Join Chris Orwig for an in-depth discussion in this video Cleaning up with the Patch tool, part of Fixing a Distracting Background in Photoshop.
- Sometimes you will encounter distracting elements in the background of a photograph that you'll wanna remove or get rid of. In other situations the distractions may be in the foreground, like with this photograph here. In this chapter we'll be working with this photograph and we'll look at how we can clean up the sand and remove the seaweed and rocks that we have in this part of the image. In order to do that, we'll be doing some retouching on a new layer and we'll start off by working with the patch tool. Let's go a head and create a new layer by clicking on the "New layer" icon, then double click this layer name and let's call this layer "Clean up." Next we will select the patch tool by clicking on the healing brush.
You can find it right here. Select the patch tool, then up top, in the options bar, we aren't gonna patch in a normal way, rather we'll use "Content aware." Content aware gives us really good results when it comes to blending things in. We'll talk a bit about how these controls work in just a second. For now, let's go ahead and leave the structure at a high value of seven, and the color at a high value of 10. Next, turn on "Sample all layers," which will allow us to retouch to the top layer right here. Now, in order to demonstrate how these settings work, I'm gonna zoom in on this picture.

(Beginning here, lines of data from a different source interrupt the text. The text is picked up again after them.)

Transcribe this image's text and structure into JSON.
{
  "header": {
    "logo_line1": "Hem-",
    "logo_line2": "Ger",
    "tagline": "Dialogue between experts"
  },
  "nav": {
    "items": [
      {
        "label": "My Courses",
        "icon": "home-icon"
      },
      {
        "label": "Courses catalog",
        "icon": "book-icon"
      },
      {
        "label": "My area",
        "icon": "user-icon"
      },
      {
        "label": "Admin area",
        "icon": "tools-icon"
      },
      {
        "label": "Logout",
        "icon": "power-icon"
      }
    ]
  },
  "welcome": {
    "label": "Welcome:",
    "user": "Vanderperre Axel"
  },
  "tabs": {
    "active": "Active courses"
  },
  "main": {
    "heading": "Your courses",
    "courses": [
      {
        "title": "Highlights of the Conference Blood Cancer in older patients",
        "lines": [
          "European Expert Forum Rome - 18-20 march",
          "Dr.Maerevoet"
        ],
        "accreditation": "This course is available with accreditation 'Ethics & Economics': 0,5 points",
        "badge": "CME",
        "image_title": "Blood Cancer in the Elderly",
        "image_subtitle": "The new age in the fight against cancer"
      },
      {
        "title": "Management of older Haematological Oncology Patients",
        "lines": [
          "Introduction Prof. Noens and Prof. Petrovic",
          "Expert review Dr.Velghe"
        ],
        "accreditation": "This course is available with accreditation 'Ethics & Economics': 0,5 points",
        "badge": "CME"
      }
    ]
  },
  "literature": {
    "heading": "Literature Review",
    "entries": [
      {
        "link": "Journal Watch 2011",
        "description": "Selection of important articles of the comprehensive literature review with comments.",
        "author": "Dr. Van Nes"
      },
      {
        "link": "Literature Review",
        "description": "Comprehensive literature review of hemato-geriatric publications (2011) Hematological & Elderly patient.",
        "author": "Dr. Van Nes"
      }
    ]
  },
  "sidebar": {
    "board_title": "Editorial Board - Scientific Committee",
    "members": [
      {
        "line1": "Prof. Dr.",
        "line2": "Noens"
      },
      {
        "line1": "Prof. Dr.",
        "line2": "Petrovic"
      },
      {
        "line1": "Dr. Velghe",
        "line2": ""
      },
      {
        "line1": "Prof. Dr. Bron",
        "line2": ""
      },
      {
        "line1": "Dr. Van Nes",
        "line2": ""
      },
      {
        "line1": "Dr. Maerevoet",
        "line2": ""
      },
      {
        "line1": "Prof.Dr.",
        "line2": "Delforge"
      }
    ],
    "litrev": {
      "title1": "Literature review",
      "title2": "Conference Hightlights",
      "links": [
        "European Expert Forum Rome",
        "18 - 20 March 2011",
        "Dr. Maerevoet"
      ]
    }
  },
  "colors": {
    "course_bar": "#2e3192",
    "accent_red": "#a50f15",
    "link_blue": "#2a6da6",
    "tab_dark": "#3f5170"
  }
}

It's a photograph of my buddy, John, holding a canoe right in front of the Pacific Ocean. What I'm gonna do is make a selection of the beach and what you often do is make a selection of the problem and then drag this to the area that you wanna use to retouch over the problem. Now, this obviously won't look good, but it will illustrate how our settings work. Notice how when I dragged over from the ocean to this area we can see the sparkles of the sea or the glistening water there, yet we don't see the color.
That's because a color value of 10. If I bring this color value down to zero, and then click off of that, you can see it's now bringing in the original color from the ocean. Another thing that we can change is structure. With a high value of structure, it's bringing in a lot of the texture of the ocean. But, let me drop this down and here you can see what it will look like when we have a low structure. Notice how there isn't hardly any water in this area at all. So, what this is showing us is that we can change these values to change the intensity and the blending of the retouching.
In other words, when it comes to structure, with a higher structure value, we're gonna see more of the original texture or underlying content that's there. With a high color value, what we're gonna see is less of the actual color and it's gonna blend those two colors together more effectively. Knowing how these controls work will help us when it comes to retouching the sand and that's why I'm highlighting them here. In this area of the beach, this doesn't look very good so I'm gonna press "Command-Z" to undo that.
That's "Control-Z" on Windows because that was really just more for demo purposes. All right, well now that we've seen how the patch tool works, let's get to work and start to retouch away a few little blemishes. We'll start here in the foreground. In the foreground we're just going to make a selection around something, a problem, drag to a good area which is similar, and let go. We wanna take a look at what we're seeing here in regards to the structure and the color. What I want is a higher structure value. I'm gonna leave it where it's at. It's seven for my structure, my color is at eight.
Because what that's gonna do for us is it's gonna make sure that we maintain some of the details that we have there in the sand. The trick with retouching something with this tool is that things can become kind of blurry and soft and not look very good or real if we go too far. That's why we wanna experiment with those settings there. As you're working on this area of the image and you're clicking and dragging around something, if you notice that one area doesn't look good, just go back and see what happens if you play with these sliders a little bit to change those values.
You also are noticing I'm going around smaller areas and what I'm looking to try to do is to clean up a small area, which we can then use in a bigger way. Let me just get through a few of these little areas. I started up here. Now I've cleaned up this big area. Once this big area is a little bit better, let me do this one more time to try to improve the color down there. I'm gonna go ahead and change my structure slider, bring that up. Color slider I'm gonna bring down a little bit. I'm just looking to have a little bit of a lighter look there.
That's why I'm changing these settings. Once I've done that, then I can go to some of these larger problem areas, and you'll see how it will really jumpstart or speed up the retouching, because we now have half of this area here in the foreground looking good. I can make a really big selection, come over here and try to retouch that away. If you make a mistake, you can always go back over an area. I forgot that little area there so I'm gonna go back over that, and go over this. And you can also drag to different areas in the picture to try to hide some of the patterns that you might be creating when you're using this tool.
Sometimes what can happen is you can create a repeating pattern that's a little bit too noticeable, so you can always click and drag and then sample from a different area. Also change the values that you have up here, too. Maybe you want a little bit less structure or maybe you want the color to blend in a different way. Just try changing your settings. That can lead to better retouching. All right, well at this point we've done some good initial retouching, at least here, of the foreground. Let's take a look at how we're doing. You can see that before and after.
Let me zoom out so you can see more of the image. Here we have our first step, stage one, before and then now after. I'm gonna go to "Select" and choose "Deselect" to deselect that active selection. What you wanna do when you're retouching is get to a point where you've accomplished something, like we've done here. Save the file, take a breathe and then keep going.